“[State]. I know about that state. I was born and raised there.”

Me, triumphantly punched the air. “I thought so.”

All during this conversation, there was chewing and rattling and clattering of things on the other end. As usual, it was dinnertime there. “Oh,” she said. “This is a cookie. I like cookies. Always have.”

Well, there’s something we both agree on with complete clarity and without name-dropping [State] again.

11.17.20

November 17, 2020

“I think it’s one of my granddaughters,” Maga said, her voice progressively getting louder as the telephone was handed to her. “Hello?”

“Hi, Maga. It’s Abby.”

“Hi, Abby dear. How did we start this conversation tonight?”

“I called you.”

“What day is today?”

“Tuesday.”

“Do you normally call on Tuesdays?”

“I do.”

“Oh, I didn’t remember that.”

“That’s okay. Your memory’s not as young as it once was. It’s 99!”

“I’m ninety…” her voice trailed off as she contemplated how old she was. “I’ll be 99?”

“You already are.”

“I’ll be 100? When’s my birthday?”

“March.”

“Where are you?”

“My apartment.”

“Who’s with you?”

“No one.”

“I mean who’s visiting you?”

“No one’s allowed to visit right now.”

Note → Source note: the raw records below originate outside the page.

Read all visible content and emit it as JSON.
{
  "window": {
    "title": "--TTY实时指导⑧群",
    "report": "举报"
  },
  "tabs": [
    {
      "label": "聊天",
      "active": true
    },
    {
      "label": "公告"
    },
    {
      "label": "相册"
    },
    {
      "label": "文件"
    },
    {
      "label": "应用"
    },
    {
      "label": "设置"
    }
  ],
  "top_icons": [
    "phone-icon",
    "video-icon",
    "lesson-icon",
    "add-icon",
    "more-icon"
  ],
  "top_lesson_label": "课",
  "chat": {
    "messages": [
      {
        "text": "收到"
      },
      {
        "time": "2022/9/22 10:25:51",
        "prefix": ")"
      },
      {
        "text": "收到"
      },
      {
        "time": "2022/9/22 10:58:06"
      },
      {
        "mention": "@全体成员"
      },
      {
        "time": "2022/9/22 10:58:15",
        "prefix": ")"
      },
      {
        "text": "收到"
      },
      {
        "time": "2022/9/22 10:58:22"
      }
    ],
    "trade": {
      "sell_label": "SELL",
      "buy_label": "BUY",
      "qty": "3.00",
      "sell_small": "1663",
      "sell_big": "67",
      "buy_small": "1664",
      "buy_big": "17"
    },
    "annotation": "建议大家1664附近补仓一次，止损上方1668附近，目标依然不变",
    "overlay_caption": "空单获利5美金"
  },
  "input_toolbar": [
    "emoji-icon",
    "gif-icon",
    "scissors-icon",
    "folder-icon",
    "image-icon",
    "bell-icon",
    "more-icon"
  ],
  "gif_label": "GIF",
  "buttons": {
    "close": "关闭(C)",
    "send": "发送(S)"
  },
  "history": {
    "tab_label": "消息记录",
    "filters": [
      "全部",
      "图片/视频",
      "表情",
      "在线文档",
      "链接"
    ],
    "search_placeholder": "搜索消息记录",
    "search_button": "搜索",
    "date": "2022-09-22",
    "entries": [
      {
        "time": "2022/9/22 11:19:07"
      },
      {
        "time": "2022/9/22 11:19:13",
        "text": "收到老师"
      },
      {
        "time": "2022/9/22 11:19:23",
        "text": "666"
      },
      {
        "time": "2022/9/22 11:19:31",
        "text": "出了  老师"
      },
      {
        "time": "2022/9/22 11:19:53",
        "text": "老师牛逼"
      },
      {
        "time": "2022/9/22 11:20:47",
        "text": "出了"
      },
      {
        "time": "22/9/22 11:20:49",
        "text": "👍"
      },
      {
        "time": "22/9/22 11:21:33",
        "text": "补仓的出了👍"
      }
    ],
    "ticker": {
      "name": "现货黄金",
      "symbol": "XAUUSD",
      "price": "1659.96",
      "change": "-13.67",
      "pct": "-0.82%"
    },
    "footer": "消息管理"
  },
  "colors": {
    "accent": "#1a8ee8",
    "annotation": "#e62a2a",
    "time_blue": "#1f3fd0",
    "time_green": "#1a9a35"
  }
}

“What did you do today,” she asked in what was beginning to feel like an interrogation.

“Worked. Ate food. Walked. Boring,” I said.

“What?”

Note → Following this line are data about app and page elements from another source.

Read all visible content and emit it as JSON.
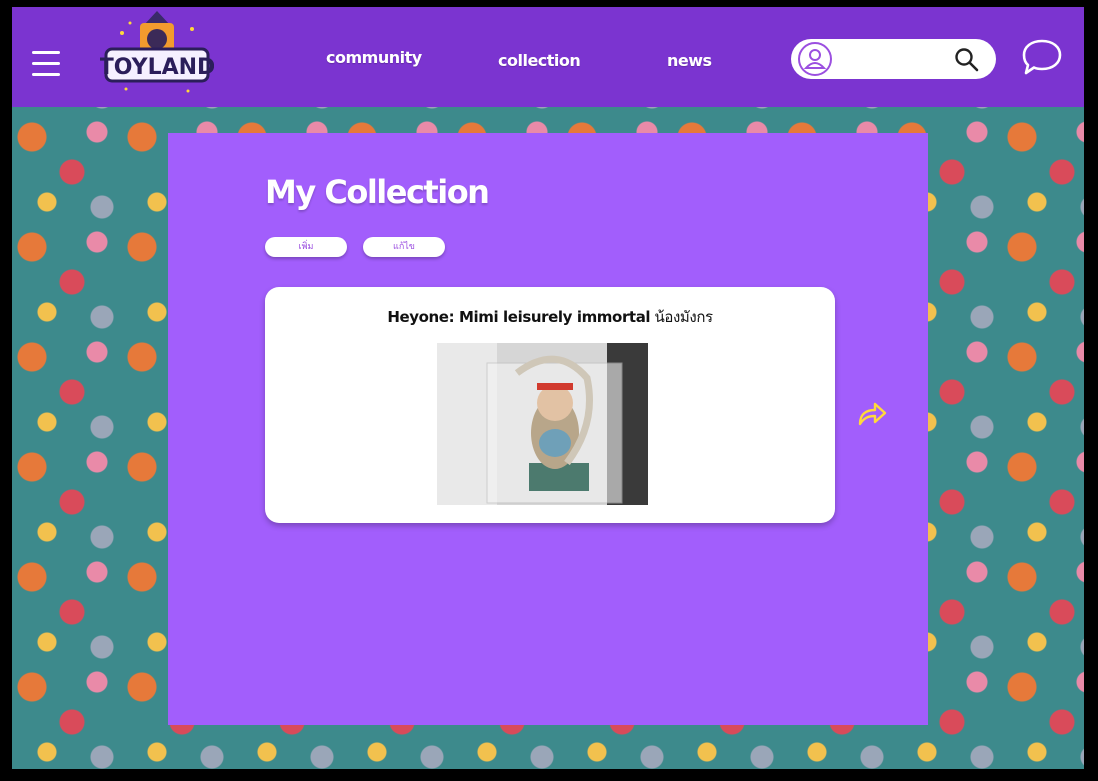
{
  "header": {
    "logo_text": "TOYLAND",
    "nav": {
      "community": "community",
      "collection": "collection",
      "news": "news"
    },
    "search": {
      "placeholder": ""
    },
    "icons": {
      "menu": "hamburger-menu-icon",
      "user": "user-icon",
      "search": "search-icon",
      "chat": "chat-bubble-icon"
    }
  },
  "main": {
    "title": "My Collection",
    "buttons": {
      "add": "เพิ่ม",
      "edit": "แก้ไข"
    },
    "card": {
      "title_bold": "Heyone: Mimi leisurely immortal",
      "title_thai": "น้องมังกร"
    },
    "share_icon": "share-arrow-icon"
  },
  "colors": {
    "navbar": "#7b34d0",
    "panel": "#a25efc",
    "accent": "#9b4fe0",
    "share": "#ffd93b"
  }
}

“I did some work. Made some meals for myself.”

“You cooked for your son?”

“Myself.”

“Do you have any children?”

“No.”

“No girls or boys?”

“No. Do you have any children?” I asked, testing this wobbly memory of hers.

“Yes. 4.”

She was quiet. Was it my turn to interrogate her? She sighed, long and low.

“What’s up?” I said.

“I’m trying to think what’s up.”

“What did you have for dinner?” It’s easiest if I stick to the present.

“Chicken and, hmm, what else was on that plate?”

“What it good?”

“It was edible.”

That was a good way to describe this Tuesday. It was there. It happened. Nothing notable. Nothing terrible. And sometimes that’s just the way it goes.

“Well, Maga. I’m going to let you go,” I said after she’d given me the play by play of the geico commerical, the all state commercial, and the tennis match she had on.

“Until next Tuesday,” she said.